Energy-wise, the Greens want to take all subsidies off of electricity and allow it to rise to a ludicrous price in order to encourage conservation. This would just plain piss people off. No one wants their electricity bill to go up. Seriously. No one. Otherwise, they want to immediately ban the construction of new nuclear reactors, get rid of all coal plants by 2009, and ban the exporting of non-renewable, non-emergency power to anywhere outside of the province.
There’s a bunch of excellent ideas to legislate the construction of green buildings, such as requiring solar power heating on new buildings, and to be built to LEED certification. Speaking of LEED, the Green Party wants to make sure that all their plans hit international certifications and standards. Not too shabby.

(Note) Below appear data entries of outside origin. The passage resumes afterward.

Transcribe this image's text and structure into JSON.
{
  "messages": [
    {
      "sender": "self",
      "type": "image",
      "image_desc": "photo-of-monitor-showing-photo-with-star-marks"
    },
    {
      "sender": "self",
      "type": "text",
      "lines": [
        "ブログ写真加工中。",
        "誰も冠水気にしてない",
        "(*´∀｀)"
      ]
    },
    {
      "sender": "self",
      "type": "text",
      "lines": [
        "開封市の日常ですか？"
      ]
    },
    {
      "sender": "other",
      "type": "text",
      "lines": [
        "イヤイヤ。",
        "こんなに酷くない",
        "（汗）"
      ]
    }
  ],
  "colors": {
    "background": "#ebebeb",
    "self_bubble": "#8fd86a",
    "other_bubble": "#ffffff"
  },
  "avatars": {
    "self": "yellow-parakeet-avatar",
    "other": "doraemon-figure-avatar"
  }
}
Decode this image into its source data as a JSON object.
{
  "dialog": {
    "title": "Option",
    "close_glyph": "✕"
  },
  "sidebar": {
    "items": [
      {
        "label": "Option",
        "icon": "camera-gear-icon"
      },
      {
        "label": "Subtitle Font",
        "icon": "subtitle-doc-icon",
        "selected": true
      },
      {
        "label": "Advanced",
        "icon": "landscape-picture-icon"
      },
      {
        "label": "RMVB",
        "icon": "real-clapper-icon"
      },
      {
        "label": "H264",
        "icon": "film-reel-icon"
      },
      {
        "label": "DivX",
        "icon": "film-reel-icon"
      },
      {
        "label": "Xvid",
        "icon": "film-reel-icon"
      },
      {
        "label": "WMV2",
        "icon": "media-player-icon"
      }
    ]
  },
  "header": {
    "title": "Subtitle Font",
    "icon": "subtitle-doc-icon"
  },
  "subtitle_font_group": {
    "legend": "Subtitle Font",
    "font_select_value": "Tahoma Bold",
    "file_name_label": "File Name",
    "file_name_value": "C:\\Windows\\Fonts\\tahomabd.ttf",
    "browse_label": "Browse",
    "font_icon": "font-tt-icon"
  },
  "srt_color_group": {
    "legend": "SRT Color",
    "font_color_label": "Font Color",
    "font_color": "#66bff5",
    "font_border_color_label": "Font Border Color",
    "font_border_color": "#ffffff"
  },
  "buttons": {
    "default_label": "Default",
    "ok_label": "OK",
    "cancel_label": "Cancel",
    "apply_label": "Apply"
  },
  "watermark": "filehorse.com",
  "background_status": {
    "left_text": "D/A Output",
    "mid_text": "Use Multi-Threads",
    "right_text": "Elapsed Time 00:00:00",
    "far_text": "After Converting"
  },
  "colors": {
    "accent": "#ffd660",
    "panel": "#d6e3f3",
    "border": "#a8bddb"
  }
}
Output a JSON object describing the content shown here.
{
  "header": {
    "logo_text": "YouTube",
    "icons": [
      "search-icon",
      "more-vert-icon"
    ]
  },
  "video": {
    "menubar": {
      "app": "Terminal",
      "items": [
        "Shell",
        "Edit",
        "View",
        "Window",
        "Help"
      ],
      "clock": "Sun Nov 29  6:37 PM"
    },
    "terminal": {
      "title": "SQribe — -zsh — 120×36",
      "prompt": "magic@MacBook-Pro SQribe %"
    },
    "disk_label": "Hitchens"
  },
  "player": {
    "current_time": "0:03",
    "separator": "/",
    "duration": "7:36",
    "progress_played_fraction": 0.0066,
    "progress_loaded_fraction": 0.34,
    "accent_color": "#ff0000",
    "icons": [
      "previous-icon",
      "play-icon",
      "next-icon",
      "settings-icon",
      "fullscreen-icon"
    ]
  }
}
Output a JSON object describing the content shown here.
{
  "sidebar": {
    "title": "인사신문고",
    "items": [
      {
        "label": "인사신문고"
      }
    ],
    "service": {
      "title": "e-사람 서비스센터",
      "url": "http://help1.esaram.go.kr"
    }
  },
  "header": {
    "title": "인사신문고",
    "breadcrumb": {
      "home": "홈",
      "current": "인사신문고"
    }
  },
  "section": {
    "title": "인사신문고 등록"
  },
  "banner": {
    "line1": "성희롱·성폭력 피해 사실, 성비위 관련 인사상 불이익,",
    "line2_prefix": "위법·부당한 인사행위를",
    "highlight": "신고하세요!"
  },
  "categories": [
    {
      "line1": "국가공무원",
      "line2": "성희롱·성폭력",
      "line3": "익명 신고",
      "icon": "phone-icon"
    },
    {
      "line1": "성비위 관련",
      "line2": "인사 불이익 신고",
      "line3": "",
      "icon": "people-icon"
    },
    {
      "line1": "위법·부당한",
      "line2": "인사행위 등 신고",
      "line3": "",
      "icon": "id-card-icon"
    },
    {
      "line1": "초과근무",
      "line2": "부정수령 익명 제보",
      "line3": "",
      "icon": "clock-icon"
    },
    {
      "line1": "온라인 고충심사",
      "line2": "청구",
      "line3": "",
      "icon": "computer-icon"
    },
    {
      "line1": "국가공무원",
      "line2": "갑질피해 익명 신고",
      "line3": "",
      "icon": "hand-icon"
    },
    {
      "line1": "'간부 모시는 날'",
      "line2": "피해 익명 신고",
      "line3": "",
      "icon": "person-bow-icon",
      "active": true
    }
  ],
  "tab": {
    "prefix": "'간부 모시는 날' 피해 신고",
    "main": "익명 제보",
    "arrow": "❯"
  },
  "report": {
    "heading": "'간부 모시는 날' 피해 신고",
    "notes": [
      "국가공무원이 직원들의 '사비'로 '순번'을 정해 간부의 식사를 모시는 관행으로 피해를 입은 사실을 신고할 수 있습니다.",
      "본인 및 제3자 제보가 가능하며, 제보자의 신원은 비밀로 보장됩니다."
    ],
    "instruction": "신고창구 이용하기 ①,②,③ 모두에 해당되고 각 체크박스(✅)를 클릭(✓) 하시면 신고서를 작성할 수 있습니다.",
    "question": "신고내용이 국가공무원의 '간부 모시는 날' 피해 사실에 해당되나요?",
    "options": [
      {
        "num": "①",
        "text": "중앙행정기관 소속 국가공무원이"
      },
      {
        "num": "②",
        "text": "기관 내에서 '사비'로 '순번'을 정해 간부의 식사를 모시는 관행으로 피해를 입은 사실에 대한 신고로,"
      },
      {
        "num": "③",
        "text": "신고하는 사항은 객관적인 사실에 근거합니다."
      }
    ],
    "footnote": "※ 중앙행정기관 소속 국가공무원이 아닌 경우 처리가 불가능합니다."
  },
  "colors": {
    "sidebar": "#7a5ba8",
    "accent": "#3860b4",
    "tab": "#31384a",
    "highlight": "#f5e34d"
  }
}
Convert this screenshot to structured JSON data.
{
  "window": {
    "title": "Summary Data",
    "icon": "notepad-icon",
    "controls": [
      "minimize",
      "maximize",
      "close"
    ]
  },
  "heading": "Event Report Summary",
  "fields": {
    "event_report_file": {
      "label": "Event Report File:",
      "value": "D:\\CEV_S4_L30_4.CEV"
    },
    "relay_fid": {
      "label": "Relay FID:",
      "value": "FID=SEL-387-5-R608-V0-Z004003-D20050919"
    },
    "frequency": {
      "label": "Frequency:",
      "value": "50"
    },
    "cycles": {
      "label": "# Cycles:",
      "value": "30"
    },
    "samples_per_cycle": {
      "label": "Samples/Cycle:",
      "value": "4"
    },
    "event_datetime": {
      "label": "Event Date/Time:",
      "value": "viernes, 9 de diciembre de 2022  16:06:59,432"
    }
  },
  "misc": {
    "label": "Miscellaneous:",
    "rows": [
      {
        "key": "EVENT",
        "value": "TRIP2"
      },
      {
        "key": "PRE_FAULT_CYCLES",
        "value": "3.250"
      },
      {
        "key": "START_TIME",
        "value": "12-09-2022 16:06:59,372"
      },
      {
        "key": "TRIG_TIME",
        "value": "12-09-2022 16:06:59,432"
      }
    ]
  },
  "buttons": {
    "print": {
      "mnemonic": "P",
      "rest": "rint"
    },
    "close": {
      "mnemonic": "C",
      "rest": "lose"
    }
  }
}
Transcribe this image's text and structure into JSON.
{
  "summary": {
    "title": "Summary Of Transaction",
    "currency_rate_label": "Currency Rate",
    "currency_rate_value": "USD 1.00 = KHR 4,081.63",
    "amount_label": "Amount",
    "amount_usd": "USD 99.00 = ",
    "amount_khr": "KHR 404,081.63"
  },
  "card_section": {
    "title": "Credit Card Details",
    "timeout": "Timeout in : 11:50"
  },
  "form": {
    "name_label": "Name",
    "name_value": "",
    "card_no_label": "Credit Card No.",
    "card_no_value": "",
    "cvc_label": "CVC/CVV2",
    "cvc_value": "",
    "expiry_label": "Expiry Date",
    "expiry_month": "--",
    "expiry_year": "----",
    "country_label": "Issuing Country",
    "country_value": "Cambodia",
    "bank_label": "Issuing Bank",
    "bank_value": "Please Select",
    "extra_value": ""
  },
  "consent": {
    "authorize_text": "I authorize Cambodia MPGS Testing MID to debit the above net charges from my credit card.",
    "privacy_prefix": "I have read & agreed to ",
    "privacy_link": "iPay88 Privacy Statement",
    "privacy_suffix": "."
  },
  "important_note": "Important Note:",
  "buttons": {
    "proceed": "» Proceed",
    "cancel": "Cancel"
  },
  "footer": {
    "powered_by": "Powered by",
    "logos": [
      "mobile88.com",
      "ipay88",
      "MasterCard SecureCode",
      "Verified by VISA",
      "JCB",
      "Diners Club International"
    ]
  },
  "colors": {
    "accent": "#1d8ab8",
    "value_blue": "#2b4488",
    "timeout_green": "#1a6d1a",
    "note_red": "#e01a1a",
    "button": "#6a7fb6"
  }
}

The best of their policies are the ones involving transportation. They want to immediately divert 75 percent of money allocated to highway construction to transit in order to improve service. They want to enlist municipalities to create comprehensive public transportation plans, much like our own city’s Transit City plan. The goal is to make public transit the primary method of transportation for urbanites. That’s something we can agree with.
We hope this series has helped reveal some of the confusion around provincial policy. Elections are about more than partisan loyalty or the more charismatic M.P.P. They’re about the policies that each party wants to implement. These policies will affect your life more than a mere party name.
Remember—look at each party’s policies, and then vote for the representative whose policies you agree with the most. It’s all up to you.
Top photo by room929. Bottom photo by S.S.K. Both from the Torontoist Flickr Pool.